Element data from apps and pages
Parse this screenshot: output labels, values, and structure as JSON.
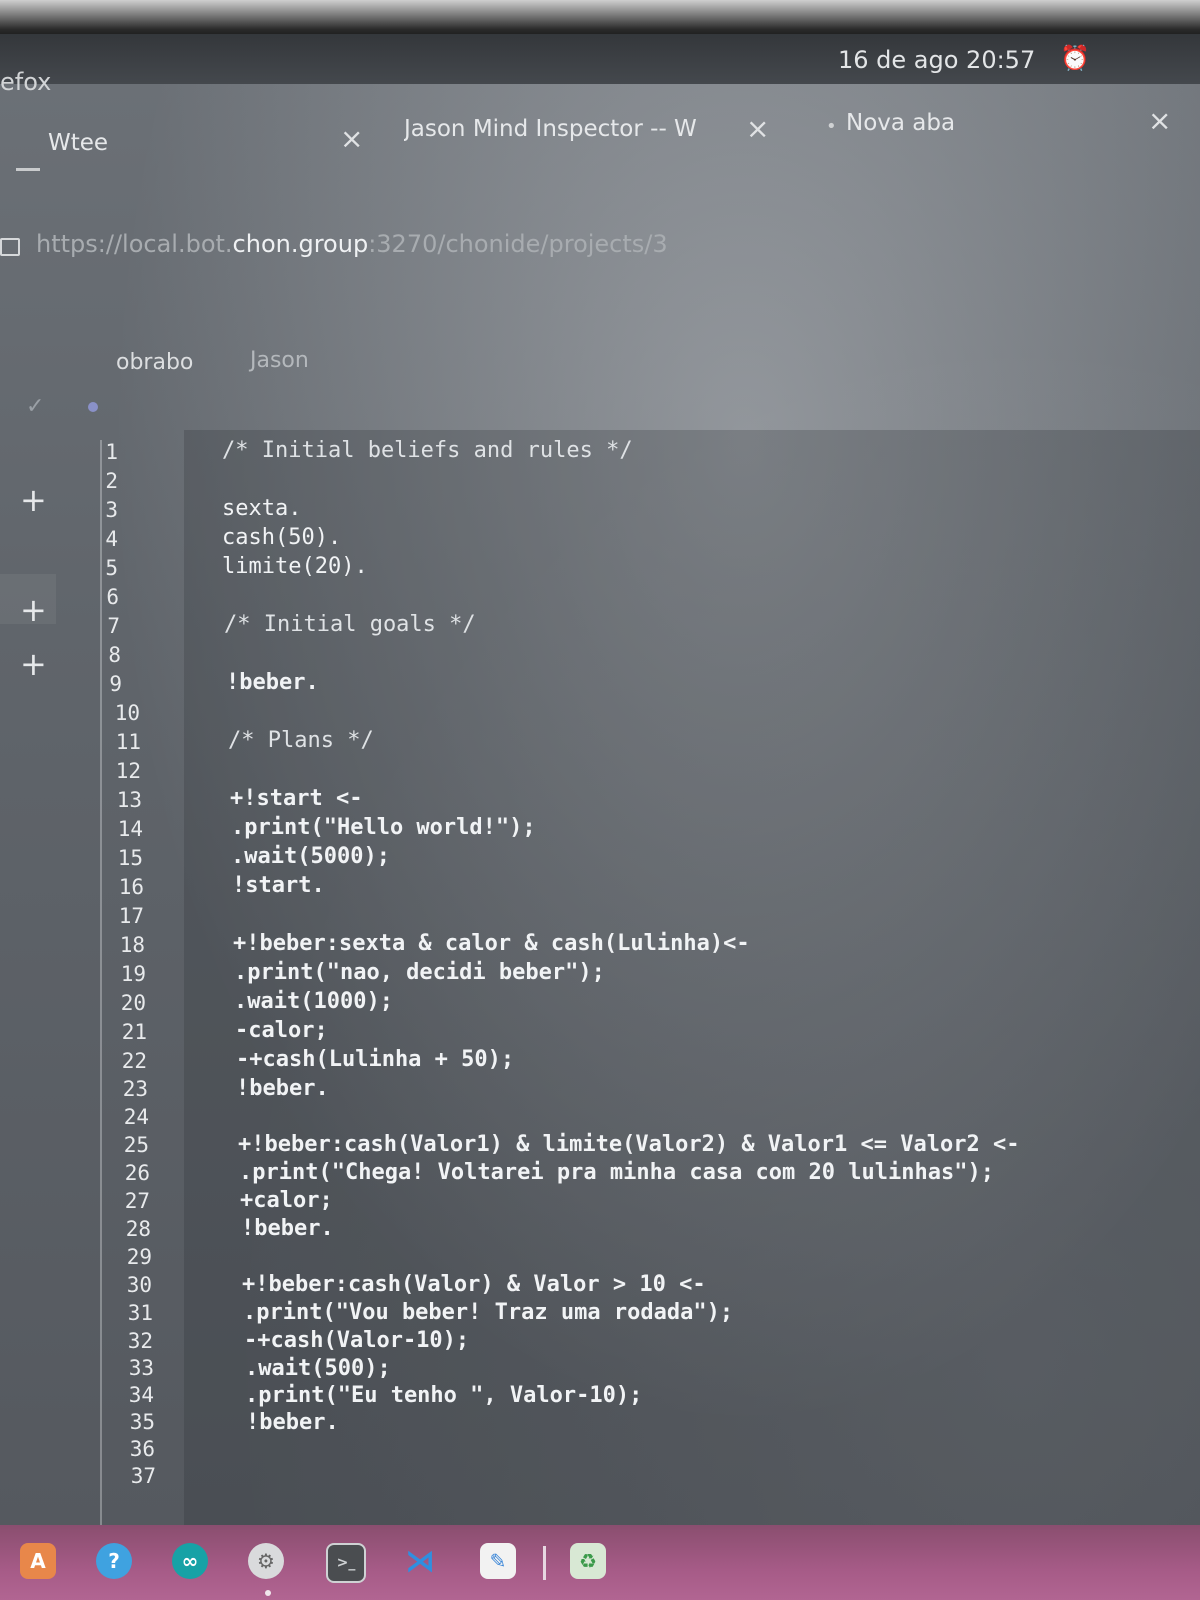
{
  "system": {
    "app_name": "efox",
    "clock": "16 de ago  20:57"
  },
  "tabs": [
    {
      "label": "Wtee"
    },
    {
      "label": "Jason Mind Inspector -- W"
    },
    {
      "label": "Nova aba"
    }
  ],
  "address_bar": {
    "prefix": "https://local.bot.",
    "host": "chon.group",
    "suffix": ":3270/chonide/projects/3"
  },
  "project_tabs": [
    {
      "label": "obrabo"
    },
    {
      "label": "Jason"
    }
  ],
  "editor": {
    "line_numbers": [
      "1",
      "2",
      "3",
      "4",
      "5",
      "6",
      "7",
      "8",
      "9",
      "10",
      "11",
      "12",
      "13",
      "14",
      "15",
      "16",
      "17",
      "18",
      "19",
      "20",
      "21",
      "22",
      "23",
      "24",
      "25",
      "26",
      "27",
      "28",
      "29",
      "30",
      "31",
      "32",
      "33",
      "34",
      "35",
      "36",
      "37"
    ],
    "lines": [
      "/* Initial beliefs and rules */",
      "",
      "sexta.",
      "cash(50).",
      "limite(20).",
      "",
      "/* Initial goals */",
      "",
      "!beber.",
      "",
      "/* Plans */",
      "",
      "+!start <-",
      ".print(\"Hello world!\");",
      ".wait(5000);",
      "!start.",
      "",
      "+!beber:sexta & calor & cash(Lulinha)<-",
      ".print(\"nao, decidi beber\");",
      ".wait(1000);",
      "-calor;",
      "-+cash(Lulinha + 50);",
      "!beber.",
      "",
      "+!beber:cash(Valor1) & limite(Valor2) & Valor1 <= Valor2 <-",
      ".print(\"Chega! Voltarei pra minha casa com 20 lulinhas\");",
      "+calor;",
      "!beber.",
      "",
      "+!beber:cash(Valor) & Valor > 10 <-",
      ".print(\"Vou beber! Traz uma rodada\");",
      "-+cash(Valor-10);",
      ".wait(500);",
      ".print(\"Eu tenho \", Valor-10);",
      "!beber.",
      "",
      ""
    ]
  },
  "icons": {
    "lock": "lock-icon",
    "bell": "alarm-bell-icon",
    "dock": [
      "software-store-icon",
      "help-icon",
      "arduino-icon",
      "settings-icon",
      "terminal-icon",
      "vscode-icon",
      "text-editor-icon",
      "trash-icon"
    ]
  },
  "colors": {
    "dock": "#a65b87",
    "text": "#f1f3f5",
    "screen": "#60656b"
  }
}
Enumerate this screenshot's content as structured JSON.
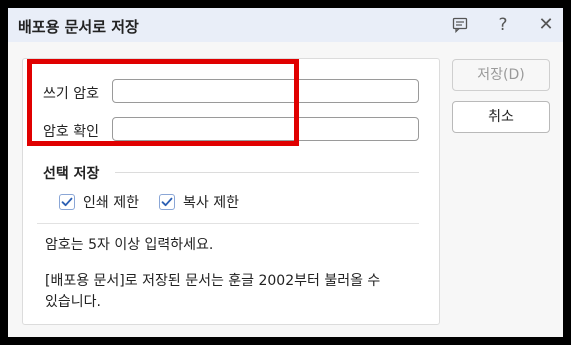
{
  "dialog": {
    "title": "배포용 문서로 저장",
    "comment_icon": "comment-icon",
    "help_label": "?",
    "close_label": "✕"
  },
  "form": {
    "password_label": "쓰기 암호",
    "password_value": "",
    "confirm_label": "암호 확인",
    "confirm_value": ""
  },
  "options": {
    "section_title": "선택 저장",
    "print_restrict": {
      "label": "인쇄 제한",
      "checked": true
    },
    "copy_restrict": {
      "label": "복사 제한",
      "checked": true
    }
  },
  "info": {
    "line1": "암호는 5자 이상 입력하세요.",
    "line2a": "[배포용 문서]로 저장된 문서는 훈글 2002부터 불러올 수",
    "line2b": "있습니다."
  },
  "buttons": {
    "save": "저장(D)",
    "cancel": "취소"
  },
  "colors": {
    "titlebar": "#e9eef8",
    "highlight": "#e00000",
    "checkbox_border": "#8aa6d6",
    "checkmark": "#2b5fb3"
  }
}
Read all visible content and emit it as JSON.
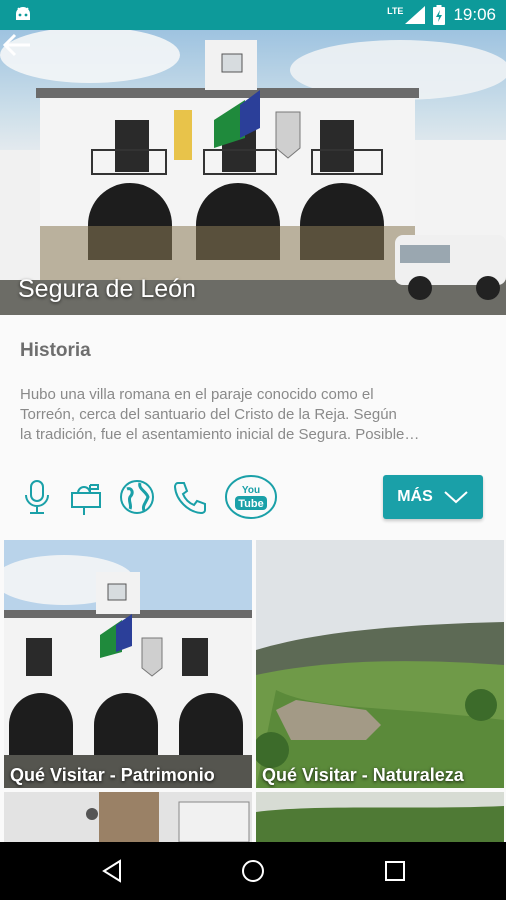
{
  "status_bar": {
    "network": "LTE",
    "time": "19:06"
  },
  "hero": {
    "title": "Segura de León"
  },
  "historia": {
    "title": "Historia",
    "lines": [
      "Hubo una villa romana en el paraje conocido como el",
      "Torreón, cerca del santuario del Cristo de la Reja. Según",
      "la tradición, fue el asentamiento inicial de Segura. Posible…"
    ]
  },
  "actions": {
    "icons": [
      "microphone-icon",
      "mailbox-icon",
      "globe-icon",
      "phone-icon",
      "youtube-icon"
    ],
    "youtube_label": [
      "You",
      "Tube"
    ],
    "more_label": "MÁS"
  },
  "cards": [
    {
      "label": "Qué Visitar - Patrimonio"
    },
    {
      "label": "Qué Visitar - Naturaleza"
    },
    {
      "label": ""
    },
    {
      "label": ""
    }
  ],
  "colors": {
    "accent": "#1aa0a8",
    "status_bar": "#0d9a9a"
  }
}
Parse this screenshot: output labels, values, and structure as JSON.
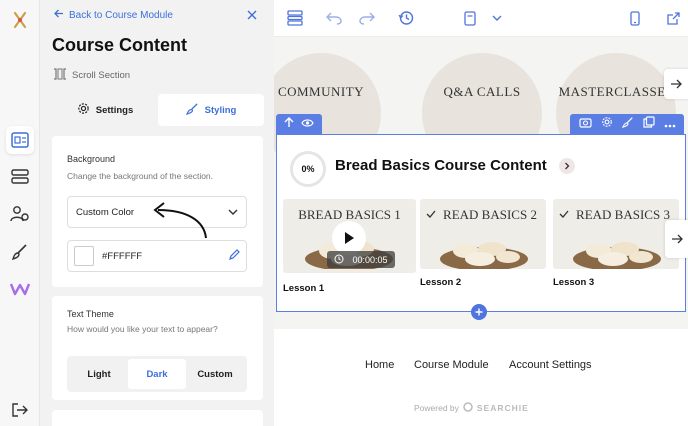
{
  "panel": {
    "back_label": "Back to Course Module",
    "title": "Course Content",
    "section_type": "Scroll Section",
    "tabs": [
      {
        "label": "Settings"
      },
      {
        "label": "Styling"
      }
    ],
    "background": {
      "label": "Background",
      "hint": "Change the background of the section.",
      "selected": "Custom Color",
      "color_value": "#FFFFFF"
    },
    "text_theme": {
      "label": "Text Theme",
      "hint": "How would you like your text to appear?",
      "options": [
        "Light",
        "Dark",
        "Custom"
      ],
      "selected": "Dark"
    }
  },
  "canvas": {
    "circles": [
      "COMMUNITY",
      "Q&A CALLS",
      "MASTERCLASSES"
    ],
    "section": {
      "progress": "0%",
      "title": "Bread Basics Course Content",
      "lessons": [
        {
          "thumb_title": "BREAD BASICS 1",
          "label": "Lesson 1",
          "duration": "00:00:05"
        },
        {
          "thumb_title": "READ BASICS 2",
          "label": "Lesson 2"
        },
        {
          "thumb_title": "READ BASICS 3",
          "label": "Lesson 3"
        }
      ]
    },
    "footer": {
      "links": [
        "Home",
        "Course Module",
        "Account Settings"
      ],
      "powered_by": "Powered by",
      "brand": "SEARCHIE"
    }
  },
  "colors": {
    "accent": "#3d6fd9",
    "selection": "#5b7ee5",
    "circle_bg": "#e8e4dd"
  }
}
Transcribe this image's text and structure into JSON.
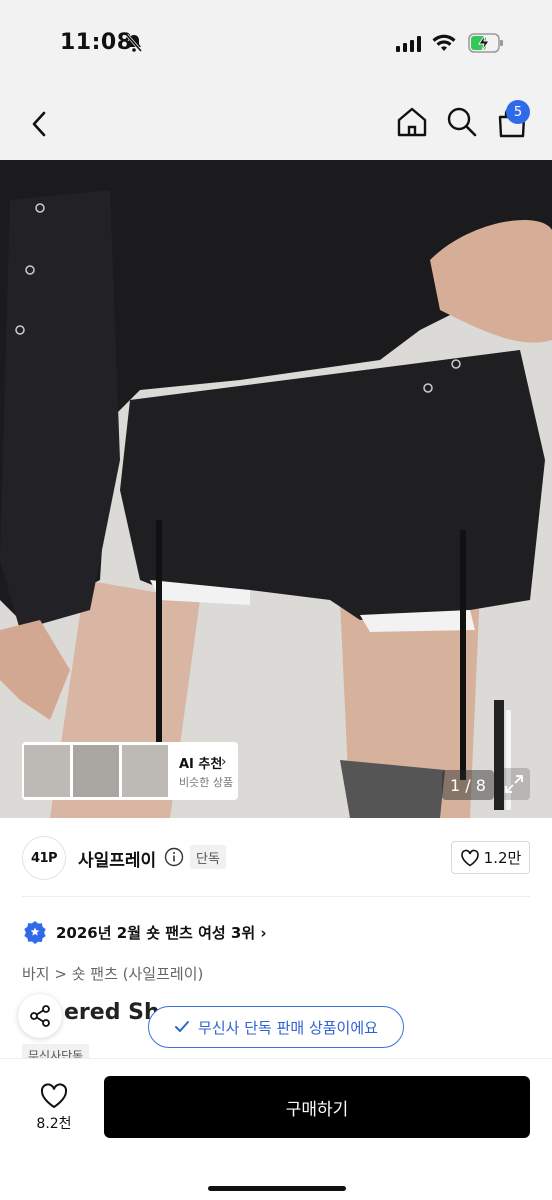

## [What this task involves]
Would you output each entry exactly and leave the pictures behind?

## [Your response]
Parse this screenshot: output labels, values, and structure as JSON.
{
  "system": {
    "app_name": "efox",
    "clock": "16 de ago  20:57"
  },
  "tabs": [
    {
      "label": "Wtee"
    },
    {
      "label": "Jason Mind Inspector -- W"
    },
    {
      "label": "Nova aba"
    }
  ],
  "address_bar": {
    "prefix": "https://local.bot.",
    "host": "chon.group",
    "suffix": ":3270/chonide/projects/3"
  },
  "project_tabs": [
    {
      "label": "obrabo"
    },
    {
      "label": "Jason"
    }
  ],
  "editor": {
    "line_numbers": [
      "1",
      "2",
      "3",
      "4",
      "5",
      "6",
      "7",
      "8",
      "9",
      "10",
      "11",
      "12",
      "13",
      "14",
      "15",
      "16",
      "17",
      "18",
      "19",
      "20",
      "21",
      "22",
      "23",
      "24",
      "25",
      "26",
      "27",
      "28",
      "29",
      "30",
      "31",
      "32",
      "33",
      "34",
      "35",
      "36",
      "37"
    ],
    "lines": [
      "/* Initial beliefs and rules */",
      "",
      "sexta.",
      "cash(50).",
      "limite(20).",
      "",
      "/* Initial goals */",
      "",
      "!beber.",
      "",
      "/* Plans */",
      "",
      "+!start <-",
      ".print(\"Hello world!\");",
      ".wait(5000);",
      "!start.",
      "",
      "+!beber:sexta & calor & cash(Lulinha)<-",
      ".print(\"nao, decidi beber\");",
      ".wait(1000);",
      "-calor;",
      "-+cash(Lulinha + 50);",
      "!beber.",
      "",
      "+!beber:cash(Valor1) & limite(Valor2) & Valor1 <= Valor2 <-",
      ".print(\"Chega! Voltarei pra minha casa com 20 lulinhas\");",
      "+calor;",
      "!beber.",
      "",
      "+!beber:cash(Valor) & Valor > 10 <-",
      ".print(\"Vou beber! Traz uma rodada\");",
      "-+cash(Valor-10);",
      ".wait(500);",
      ".print(\"Eu tenho \", Valor-10);",
      "!beber.",
      "",
      ""
    ]
  },
  "icons": {
    "lock": "lock-icon",
    "bell": "alarm-bell-icon",
    "dock": [
      "software-store-icon",
      "help-icon",
      "arduino-icon",
      "settings-icon",
      "terminal-icon",
      "vscode-icon",
      "text-editor-icon",
      "trash-icon"
    ]
  },
  "colors": {
    "dock": "#a65b87",
    "text": "#f1f3f5",
    "screen": "#60656b"
  }
}
Enumerate this screenshot's content as structured JSON.
{
  "dialog": {
    "title": "배포용 문서로 저장",
    "comment_icon": "comment-icon",
    "help_label": "?",
    "close_label": "✕"
  },
  "form": {
    "password_label": "쓰기 암호",
    "password_value": "",
    "confirm_label": "암호 확인",
    "confirm_value": ""
  },
  "options": {
    "section_title": "선택 저장",
    "print_restrict": {
      "label": "인쇄 제한",
      "checked": true
    },
    "copy_restrict": {
      "label": "복사 제한",
      "checked": true
    }
  },
  "info": {
    "line1": "암호는 5자 이상 입력하세요.",
    "line2a": "[배포용 문서]로 저장된 문서는 훈글 2002부터 불러올 수",
    "line2b": "있습니다."
  },
  "buttons": {
    "save": "저장(D)",
    "cancel": "취소"
  },
  "colors": {
    "titlebar": "#e9eef8",
    "highlight": "#e00000",
    "checkbox_border": "#8aa6d6",
    "checkmark": "#2b5fb3"
  }
}
Read all visible content and emit it as JSON.
{
  "status_bar": {
    "network": "LTE",
    "time": "19:06"
  },
  "hero": {
    "title": "Segura de León"
  },
  "historia": {
    "title": "Historia",
    "lines": [
      "Hubo una villa romana en el paraje conocido como el",
      "Torreón, cerca del santuario del Cristo de la Reja. Según",
      "la tradición, fue el asentamiento inicial de Segura. Posible…"
    ]
  },
  "actions": {
    "icons": [
      "microphone-icon",
      "mailbox-icon",
      "globe-icon",
      "phone-icon",
      "youtube-icon"
    ],
    "youtube_label": [
      "You",
      "Tube"
    ],
    "more_label": "MÁS"
  },
  "cards": [
    {
      "label": "Qué Visitar - Patrimonio"
    },
    {
      "label": "Qué Visitar - Naturaleza"
    },
    {
      "label": ""
    },
    {
      "label": ""
    }
  ],
  "colors": {
    "accent": "#1aa0a8",
    "status_bar": "#0d9a9a"
  }
}
Parse this screenshot: output labels, values, and structure as JSON.
{
  "panel": {
    "back_label": "Back to Course Module",
    "title": "Course Content",
    "section_type": "Scroll Section",
    "tabs": [
      {
        "label": "Settings"
      },
      {
        "label": "Styling"
      }
    ],
    "background": {
      "label": "Background",
      "hint": "Change the background of the section.",
      "selected": "Custom Color",
      "color_value": "#FFFFFF"
    },
    "text_theme": {
      "label": "Text Theme",
      "hint": "How would you like your text to appear?",
      "options": [
        "Light",
        "Dark",
        "Custom"
      ],
      "selected": "Dark"
    }
  },
  "canvas": {
    "circles": [
      "COMMUNITY",
      "Q&A CALLS",
      "MASTERCLASSES"
    ],
    "section": {
      "progress": "0%",
      "title": "Bread Basics Course Content",
      "lessons": [
        {
          "thumb_title": "BREAD BASICS 1",
          "label": "Lesson 1",
          "duration": "00:00:05"
        },
        {
          "thumb_title": "READ BASICS 2",
          "label": "Lesson 2"
        },
        {
          "thumb_title": "READ BASICS 3",
          "label": "Lesson 3"
        }
      ]
    },
    "footer": {
      "links": [
        "Home",
        "Course Module",
        "Account Settings"
      ],
      "powered_by": "Powered by",
      "brand": "SEARCHIE"
    }
  },
  "colors": {
    "accent": "#3d6fd9",
    "selection": "#5b7ee5",
    "circle_bg": "#e8e4dd"
  }
}
Transcribe this image's text and structure into JSON.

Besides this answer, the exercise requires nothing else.